You’re experiencing grief in this season. The holidays can make this experience more poignant. If you’ve recently lost a loved one, maybe this is the first Christmas season you have gone through without them. However you’re experiencing it, grief is a complex process.
In light of that, I do not want to take a deep dive, but rather I want to share a passage of scripture with you to give you hope in your grief.
John 11:32–36 (ESV)
Now when Mary came to where Jesus was and saw him, she fell at his feet, saying to him, “Lord, if you had been here, my brother would not have died.” When Jesus saw her weeping, and the Jews who had come with her also weeping, he was deeply moved in his spirit and greatly troubled. And he said, “Where have you laid him?” They said to him, “Lord, come and see.” Jesus wept. So the Jews said, “See how he loved him!”
Here is a very simple observation about a complex emotion: God grieves.
This is a mysterious reality because God never changes (Mal 3:6). Whatever it means for God to “never change”, it clearly does not mean that he has no emotion! In this short passage, we see Jesus deeply moved by the loss of a loved one. God weeps.
What does it mean that God grieves? Here are a few things, and I hope they encourage you.
First, grief is good.
We tend to think of hard emotions like grief as “bad” emotions, but when God grieves, like everything else he does, it is good. It can only be good. This means grief does not have its ultimate source in sin, but in the very character of God.
Second, grief is purposeful.

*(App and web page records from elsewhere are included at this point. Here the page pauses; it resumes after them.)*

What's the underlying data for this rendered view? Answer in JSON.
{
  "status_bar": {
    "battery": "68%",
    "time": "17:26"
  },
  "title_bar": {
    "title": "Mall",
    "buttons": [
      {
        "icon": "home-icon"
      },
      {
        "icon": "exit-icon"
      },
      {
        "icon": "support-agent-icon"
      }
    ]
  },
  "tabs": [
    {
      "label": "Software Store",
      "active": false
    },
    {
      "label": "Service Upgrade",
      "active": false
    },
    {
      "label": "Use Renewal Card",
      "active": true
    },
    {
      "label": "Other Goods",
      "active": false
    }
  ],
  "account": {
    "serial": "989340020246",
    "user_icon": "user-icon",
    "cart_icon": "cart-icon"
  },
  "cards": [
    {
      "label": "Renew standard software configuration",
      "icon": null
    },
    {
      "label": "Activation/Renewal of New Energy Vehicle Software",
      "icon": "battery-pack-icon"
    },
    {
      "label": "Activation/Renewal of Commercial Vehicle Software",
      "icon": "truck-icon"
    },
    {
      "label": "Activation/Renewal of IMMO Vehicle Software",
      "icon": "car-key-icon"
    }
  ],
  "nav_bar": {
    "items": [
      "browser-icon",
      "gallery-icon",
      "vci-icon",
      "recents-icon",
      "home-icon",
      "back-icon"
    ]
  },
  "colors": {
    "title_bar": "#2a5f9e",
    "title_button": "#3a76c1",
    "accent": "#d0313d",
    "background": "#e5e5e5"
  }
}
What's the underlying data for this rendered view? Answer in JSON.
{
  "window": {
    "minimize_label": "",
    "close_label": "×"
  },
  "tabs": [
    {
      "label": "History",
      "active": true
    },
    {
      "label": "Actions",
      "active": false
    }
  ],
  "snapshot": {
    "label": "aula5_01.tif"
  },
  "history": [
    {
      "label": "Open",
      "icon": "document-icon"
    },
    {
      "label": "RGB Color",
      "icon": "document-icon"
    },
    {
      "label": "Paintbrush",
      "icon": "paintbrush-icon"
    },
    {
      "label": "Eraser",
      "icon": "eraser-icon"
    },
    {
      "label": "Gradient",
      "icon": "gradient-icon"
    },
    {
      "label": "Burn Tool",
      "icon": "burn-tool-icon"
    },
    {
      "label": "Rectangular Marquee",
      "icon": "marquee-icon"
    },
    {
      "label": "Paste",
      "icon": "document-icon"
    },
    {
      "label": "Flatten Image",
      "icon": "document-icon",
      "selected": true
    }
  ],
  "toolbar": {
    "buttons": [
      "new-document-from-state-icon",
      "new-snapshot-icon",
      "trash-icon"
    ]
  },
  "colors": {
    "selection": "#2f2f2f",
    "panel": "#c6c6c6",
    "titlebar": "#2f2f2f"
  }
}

Unlike us, God knows everything that is going to happen. The death of Lazarus did not catch Jesus by surprise! He chose to grieve, I believe, because grief is a rich expression of love. Grief honors the beloved by mourning their death. The greater the love, the greater the grief. To grieve someone who has passed, is to continue expressing your love for them.
Third, grief will be redeemed.
Grief is an expression of loss. It sometimes makes me wonder though, “when has God ever experienced loss?” I can only think of the death of Jesus on the cross. At the cross, God the Father counted the sins of the world against his Son Jesus, and turned his face away from his Son. Jesus cries out, piercing the air, quoting a Psalm of lament “My God, My God, why have you forsaken me?”
You and I can’t fathom the sheer oceanic depth of love God the Father has for his son Jesus. But I can only imagine in that moment when he turned away, that the Father’s heart was also stricken with great grief at the death of his only Son.
Because Jesus died, God no longer responds to his children’s sin with anger. Rather, His Spirit grieves. God’s grief is wrapped up in the death of his son. Yet, the Father, Son and Spirit know death is not the final chapter of the story.
I encourage you to pull out your Bible and turn to John 11 and read the rest of this particular story of Jesus. He goes on to raise Lazarus from the dead! This is no small hint at a future death and resurrection that is to come – Jesus’ own death would be followed by his triumphant resurrection on the third day. Death stings now! But the day is coming when there will be no more sting. Christ will return, and all sorrow and death will be undone.
As you grieve, may you remember God’s grief and be comforted. If you know Jesus, a day is coming when you too will experience resurrection life, and your grief will be turned to glory.
Grieving with you,